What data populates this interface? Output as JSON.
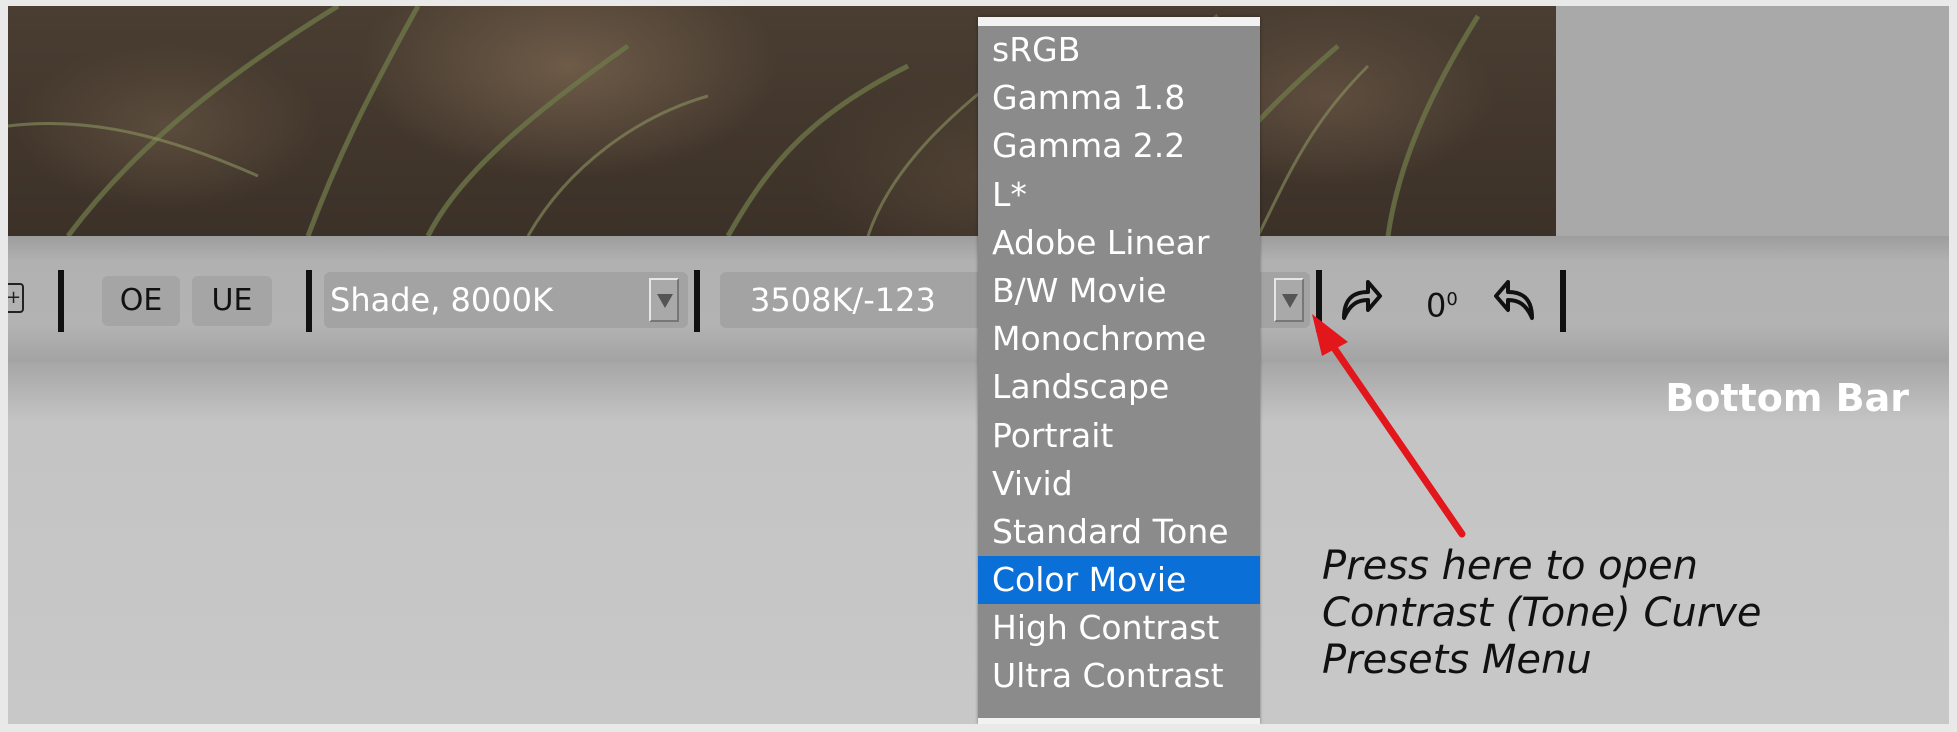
{
  "bottom_bar": {
    "oe_label": "OE",
    "ue_label": "UE",
    "wb_preset": "Shade, 8000K",
    "wb_value": "3508K/-123",
    "rotation": "0",
    "rotation_unit": "0"
  },
  "menu": {
    "items": [
      {
        "label": "sRGB"
      },
      {
        "label": "Gamma 1.8"
      },
      {
        "label": "Gamma 2.2"
      },
      {
        "label": "L*"
      },
      {
        "label": "Adobe Linear"
      },
      {
        "label": "B/W Movie"
      },
      {
        "label": "Monochrome"
      },
      {
        "label": "Landscape"
      },
      {
        "label": "Portrait"
      },
      {
        "label": "Vivid"
      },
      {
        "label": "Standard Tone"
      },
      {
        "label": "Color Movie"
      },
      {
        "label": "High Contrast"
      },
      {
        "label": "Ultra Contrast"
      }
    ],
    "selected": "Color Movie"
  },
  "annotation": {
    "section_label": "Bottom Bar",
    "note_line1": "Press here to open",
    "note_line2": "Contrast (Tone) Curve",
    "note_line3": "Presets Menu",
    "arrow_color": "#e3161b"
  },
  "colors": {
    "selection": "#0b6fd8",
    "menu_bg": "#8b8b8b"
  },
  "icons": [
    "expand-icon",
    "rotate-right-icon",
    "rotate-left-icon",
    "dropdown-arrow-icon"
  ]
}
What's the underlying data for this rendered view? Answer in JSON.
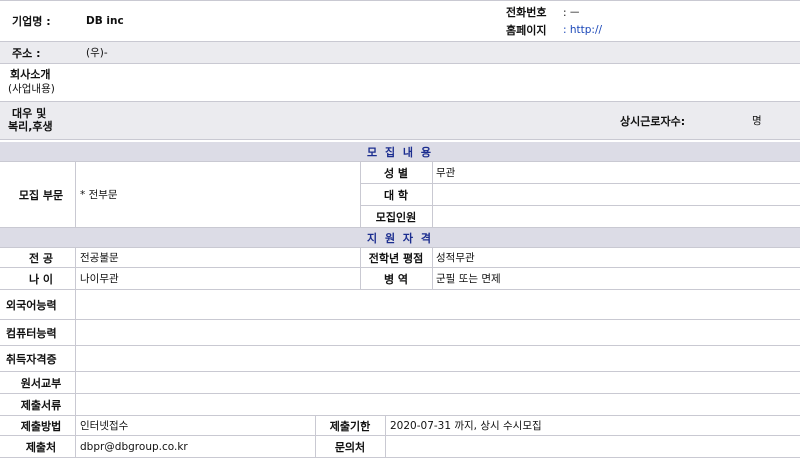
{
  "company": {
    "name_label": "기업명 :",
    "name_value": "DB inc",
    "phone_label": "전화번호",
    "phone_value": ": ㅡ",
    "homepage_label": "홈페이지",
    "homepage_value": ": http://",
    "address_label": "주소 :",
    "address_value": "(우)-",
    "intro_label_1": "회사소개",
    "intro_label_2": "(사업내용)",
    "benefit_label_1": "대우 및",
    "benefit_label_2": "복리,후생",
    "employees_label": "상시근로자수:",
    "employees_unit": "명"
  },
  "recruit": {
    "section_title": "모 집 내 용",
    "dept_label": "모집 부문",
    "dept_value": "* 전부문",
    "gender_label": "성 별",
    "gender_value": "무관",
    "college_label": "대 학",
    "college_value": "",
    "headcount_label": "모집인원",
    "headcount_value": ""
  },
  "qualification": {
    "section_title": "지 원 자 격",
    "major_label": "전 공",
    "major_value": "전공불문",
    "gpa_label": "전학년 평점",
    "gpa_value": "성적무관",
    "age_label": "나 이",
    "age_value": "나이무관",
    "military_label": "병 역",
    "military_value": "군필 또는 면제",
    "language_label": "외국어능력",
    "computer_label": "컴퓨터능력",
    "license_label": "취득자격증",
    "form_label": "원서교부",
    "docs_label": "제출서류",
    "method_label": "제출방법",
    "method_value": "인터넷접수",
    "deadline_label": "제출기한",
    "deadline_value": "2020-07-31 까지, 상시 수시모집",
    "submit_to_label": "제출처",
    "submit_to_value": "dbpr@dbgroup.co.kr",
    "contact_label": "문의처",
    "contact_value": ""
  }
}
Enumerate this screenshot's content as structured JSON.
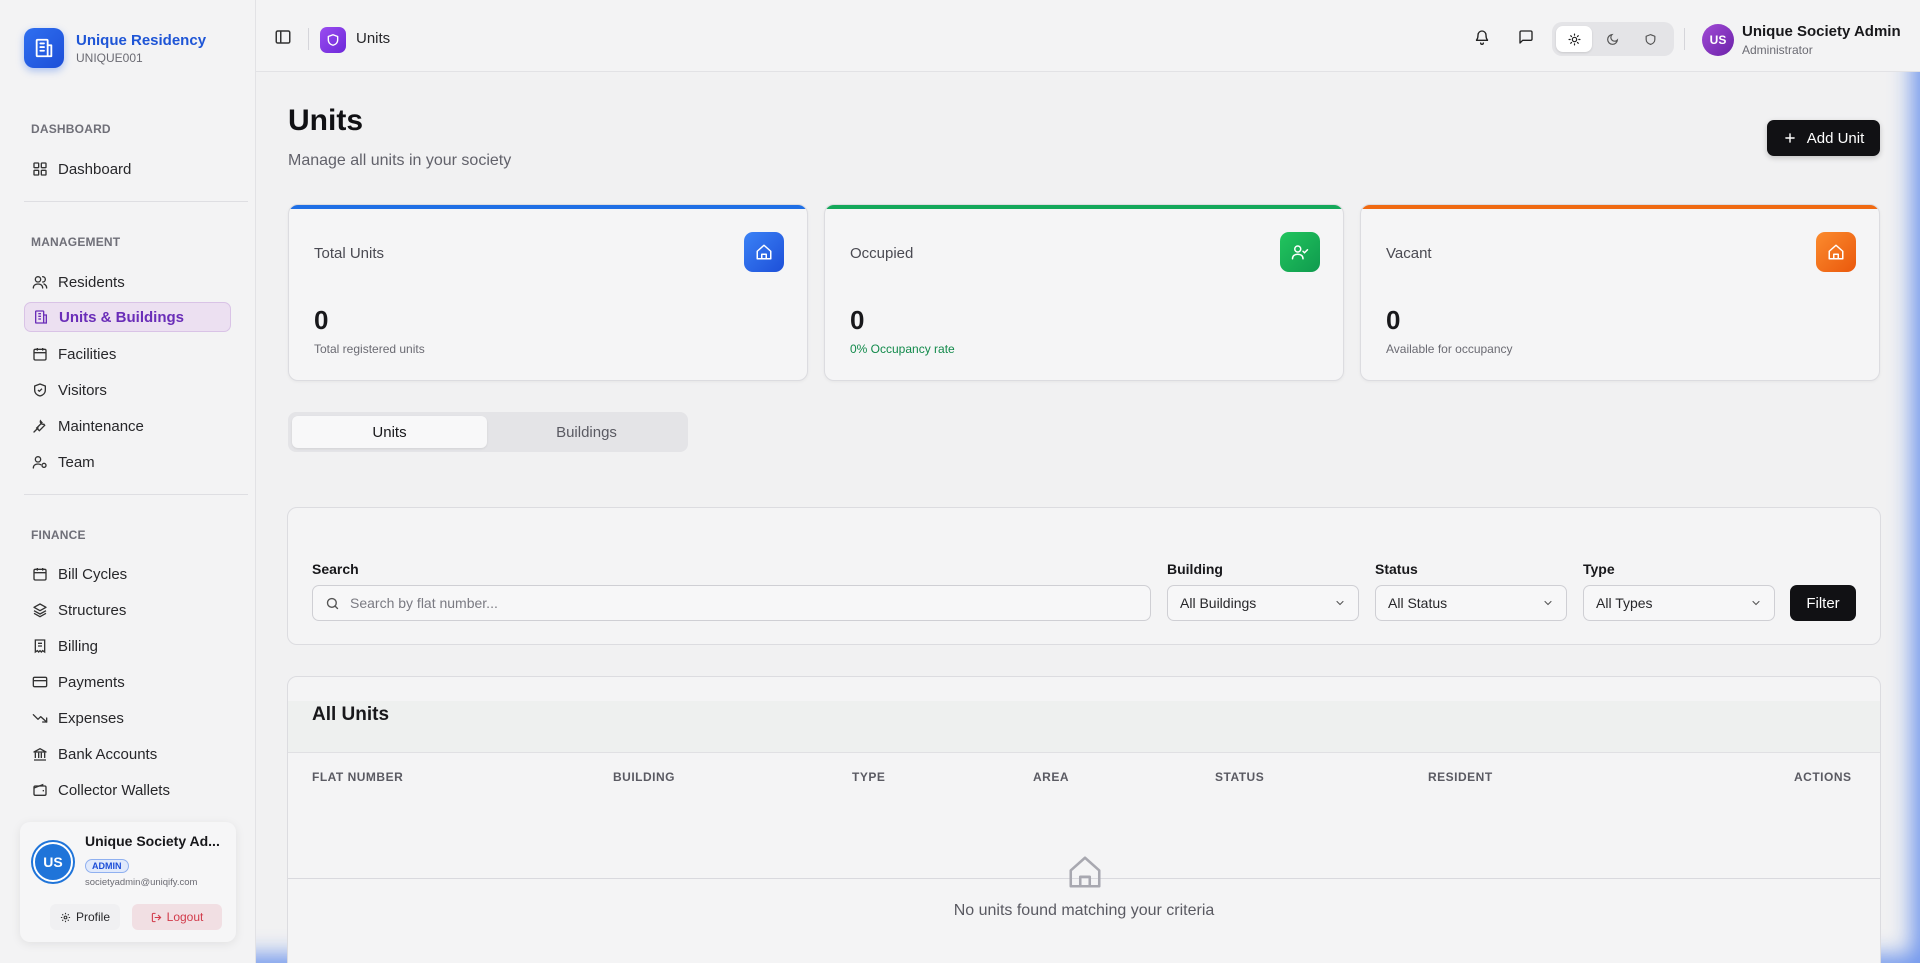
{
  "brand": {
    "name": "Unique Residency",
    "code": "UNIQUE001"
  },
  "sidebar": {
    "sections": [
      {
        "title": "DASHBOARD"
      },
      {
        "title": "MANAGEMENT"
      },
      {
        "title": "FINANCE"
      }
    ],
    "items": [
      {
        "label": "Dashboard",
        "icon": "grid-icon"
      },
      {
        "label": "Residents",
        "icon": "users-icon"
      },
      {
        "label": "Units & Buildings",
        "icon": "building-icon",
        "active": true
      },
      {
        "label": "Facilities",
        "icon": "calendar-icon"
      },
      {
        "label": "Visitors",
        "icon": "shield-icon"
      },
      {
        "label": "Maintenance",
        "icon": "wrench-icon"
      },
      {
        "label": "Team",
        "icon": "user-cog-icon"
      },
      {
        "label": "Bill Cycles",
        "icon": "calendar-icon"
      },
      {
        "label": "Structures",
        "icon": "layers-icon"
      },
      {
        "label": "Billing",
        "icon": "receipt-icon"
      },
      {
        "label": "Payments",
        "icon": "credit-card-icon"
      },
      {
        "label": "Expenses",
        "icon": "trending-down-icon"
      },
      {
        "label": "Bank Accounts",
        "icon": "bank-icon"
      },
      {
        "label": "Collector Wallets",
        "icon": "wallet-icon"
      }
    ]
  },
  "user_card": {
    "initials": "US",
    "name": "Unique Society Ad...",
    "role": "ADMIN",
    "email": "societyadmin@uniqify.com",
    "profile_label": "Profile",
    "logout_label": "Logout"
  },
  "topbar": {
    "page_title": "Units",
    "user_initials": "US",
    "user_name": "Unique Society Admin",
    "user_role": "Administrator"
  },
  "header": {
    "title": "Units",
    "subtitle": "Manage all units in your society",
    "add_button": "Add Unit"
  },
  "stats": [
    {
      "label": "Total Units",
      "value": "0",
      "note": "Total registered units",
      "accent": "#1f6fe5",
      "icon": "home-icon"
    },
    {
      "label": "Occupied",
      "value": "0",
      "note": "0% Occupancy rate",
      "accent": "#14a85a",
      "icon": "user-check-icon"
    },
    {
      "label": "Vacant",
      "value": "0",
      "note": "Available for occupancy",
      "accent": "#f06a12",
      "icon": "home-icon"
    }
  ],
  "tabs": [
    {
      "label": "Units",
      "active": true
    },
    {
      "label": "Buildings"
    }
  ],
  "filters": {
    "search_label": "Search",
    "search_placeholder": "Search by flat number...",
    "building_label": "Building",
    "building_value": "All Buildings",
    "status_label": "Status",
    "status_value": "All Status",
    "type_label": "Type",
    "type_value": "All Types",
    "filter_button": "Filter"
  },
  "table": {
    "title": "All Units",
    "columns": [
      "FLAT NUMBER",
      "BUILDING",
      "TYPE",
      "AREA",
      "STATUS",
      "RESIDENT",
      "ACTIONS"
    ],
    "empty_text": "No units found matching your criteria"
  }
}
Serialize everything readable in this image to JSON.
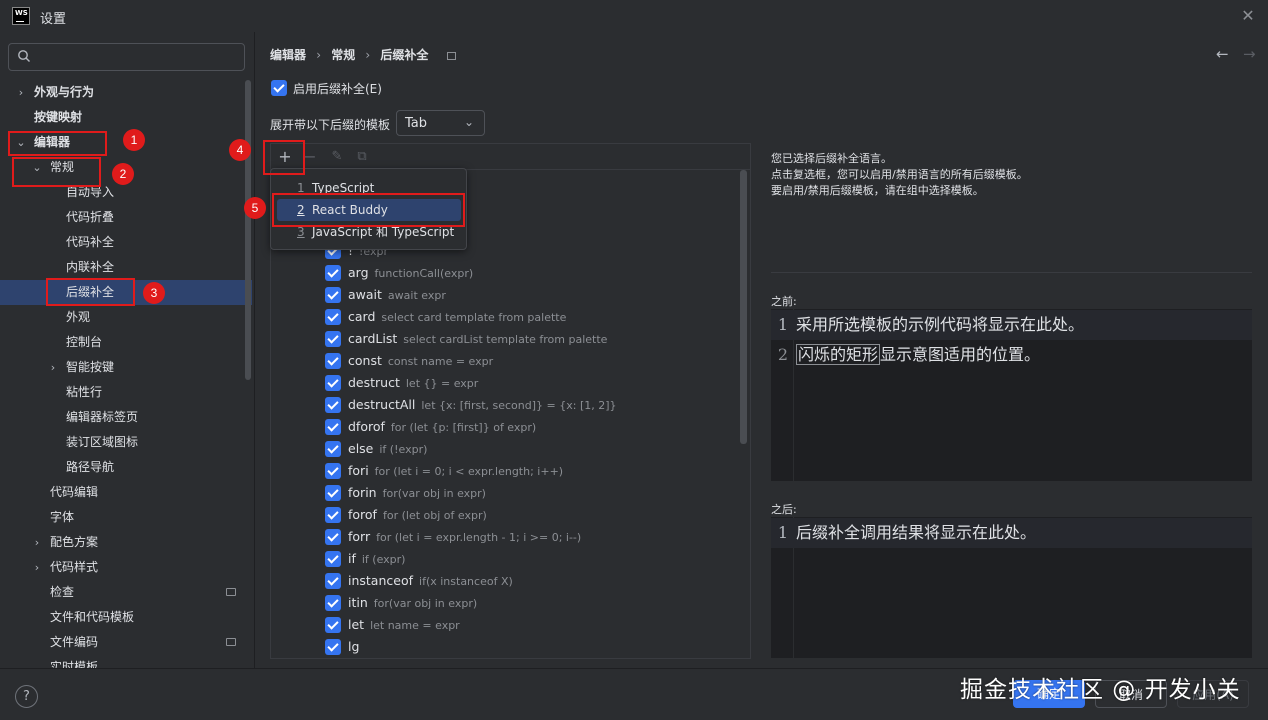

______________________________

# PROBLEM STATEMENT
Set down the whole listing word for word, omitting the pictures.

# ANSWER TO THIS EXERCISE
What data populates this interface? Output as JSON.
{
  "bottom_bar": {
    "oe_label": "OE",
    "ue_label": "UE",
    "wb_preset": "Shade, 8000K",
    "wb_value": "3508K/-123",
    "rotation": "0",
    "rotation_unit": "0"
  },
  "menu": {
    "items": [
      {
        "label": "sRGB"
      },
      {
        "label": "Gamma 1.8"
      },
      {
        "label": "Gamma 2.2"
      },
      {
        "label": "L*"
      },
      {
        "label": "Adobe Linear"
      },
      {
        "label": "B/W Movie"
      },
      {
        "label": "Monochrome"
      },
      {
        "label": "Landscape"
      },
      {
        "label": "Portrait"
      },
      {
        "label": "Vivid"
      },
      {
        "label": "Standard Tone"
      },
      {
        "label": "Color Movie"
      },
      {
        "label": "High Contrast"
      },
      {
        "label": "Ultra Contrast"
      }
    ],
    "selected": "Color Movie"
  },
  "annotation": {
    "section_label": "Bottom Bar",
    "note_line1": "Press here to open",
    "note_line2": "Contrast (Tone) Curve",
    "note_line3": "Presets Menu",
    "arrow_color": "#e3161b"
  },
  "colors": {
    "selection": "#0b6fd8",
    "menu_bg": "#8b8b8b"
  },
  "icons": [
    "expand-icon",
    "rotate-right-icon",
    "rotate-left-icon",
    "dropdown-arrow-icon"
  ]
}
What's the underlying data for this rendered view? Answer in JSON.
{
  "company": {
    "name_label": "기업명 :",
    "name_value": "DB inc",
    "phone_label": "전화번호",
    "phone_value": ": ㅡ",
    "homepage_label": "홈페이지",
    "homepage_value": ": http://",
    "address_label": "주소 :",
    "address_value": "(우)-",
    "intro_label_1": "회사소개",
    "intro_label_2": "(사업내용)",
    "benefit_label_1": "대우 및",
    "benefit_label_2": "복리,후생",
    "employees_label": "상시근로자수:",
    "employees_unit": "명"
  },
  "recruit": {
    "section_title": "모 집 내 용",
    "dept_label": "모집 부문",
    "dept_value": "* 전부문",
    "gender_label": "성 별",
    "gender_value": "무관",
    "college_label": "대 학",
    "college_value": "",
    "headcount_label": "모집인원",
    "headcount_value": ""
  },
  "qualification": {
    "section_title": "지 원 자 격",
    "major_label": "전 공",
    "major_value": "전공불문",
    "gpa_label": "전학년 평점",
    "gpa_value": "성적무관",
    "age_label": "나 이",
    "age_value": "나이무관",
    "military_label": "병 역",
    "military_value": "군필 또는 면제",
    "language_label": "외국어능력",
    "computer_label": "컴퓨터능력",
    "license_label": "취득자격증",
    "form_label": "원서교부",
    "docs_label": "제출서류",
    "method_label": "제출방법",
    "method_value": "인터넷접수",
    "deadline_label": "제출기한",
    "deadline_value": "2020-07-31 까지, 상시 수시모집",
    "submit_to_label": "제출처",
    "submit_to_value": "dbpr@dbgroup.co.kr",
    "contact_label": "문의처",
    "contact_value": ""
  }
}
Enumerate this screenshot's content as structured JSON.
{
  "brand": {
    "name": "Unique Residency",
    "code": "UNIQUE001"
  },
  "sidebar": {
    "sections": [
      {
        "title": "DASHBOARD"
      },
      {
        "title": "MANAGEMENT"
      },
      {
        "title": "FINANCE"
      }
    ],
    "items": [
      {
        "label": "Dashboard",
        "icon": "grid-icon"
      },
      {
        "label": "Residents",
        "icon": "users-icon"
      },
      {
        "label": "Units & Buildings",
        "icon": "building-icon",
        "active": true
      },
      {
        "label": "Facilities",
        "icon": "calendar-icon"
      },
      {
        "label": "Visitors",
        "icon": "shield-icon"
      },
      {
        "label": "Maintenance",
        "icon": "wrench-icon"
      },
      {
        "label": "Team",
        "icon": "user-cog-icon"
      },
      {
        "label": "Bill Cycles",
        "icon": "calendar-icon"
      },
      {
        "label": "Structures",
        "icon": "layers-icon"
      },
      {
        "label": "Billing",
        "icon": "receipt-icon"
      },
      {
        "label": "Payments",
        "icon": "credit-card-icon"
      },
      {
        "label": "Expenses",
        "icon": "trending-down-icon"
      },
      {
        "label": "Bank Accounts",
        "icon": "bank-icon"
      },
      {
        "label": "Collector Wallets",
        "icon": "wallet-icon"
      }
    ]
  },
  "user_card": {
    "initials": "US",
    "name": "Unique Society Ad...",
    "role": "ADMIN",
    "email": "societyadmin@uniqify.com",
    "profile_label": "Profile",
    "logout_label": "Logout"
  },
  "topbar": {
    "page_title": "Units",
    "user_initials": "US",
    "user_name": "Unique Society Admin",
    "user_role": "Administrator"
  },
  "header": {
    "title": "Units",
    "subtitle": "Manage all units in your society",
    "add_button": "Add Unit"
  },
  "stats": [
    {
      "label": "Total Units",
      "value": "0",
      "note": "Total registered units",
      "accent": "#1f6fe5",
      "icon": "home-icon"
    },
    {
      "label": "Occupied",
      "value": "0",
      "note": "0% Occupancy rate",
      "accent": "#14a85a",
      "icon": "user-check-icon"
    },
    {
      "label": "Vacant",
      "value": "0",
      "note": "Available for occupancy",
      "accent": "#f06a12",
      "icon": "home-icon"
    }
  ],
  "tabs": [
    {
      "label": "Units",
      "active": true
    },
    {
      "label": "Buildings"
    }
  ],
  "filters": {
    "search_label": "Search",
    "search_placeholder": "Search by flat number...",
    "building_label": "Building",
    "building_value": "All Buildings",
    "status_label": "Status",
    "status_value": "All Status",
    "type_label": "Type",
    "type_value": "All Types",
    "filter_button": "Filter"
  },
  "table": {
    "title": "All Units",
    "columns": [
      "FLAT NUMBER",
      "BUILDING",
      "TYPE",
      "AREA",
      "STATUS",
      "RESIDENT",
      "ACTIONS"
    ],
    "empty_text": "No units found matching your criteria"
  }
}
Serialize everything readable in this image to JSON.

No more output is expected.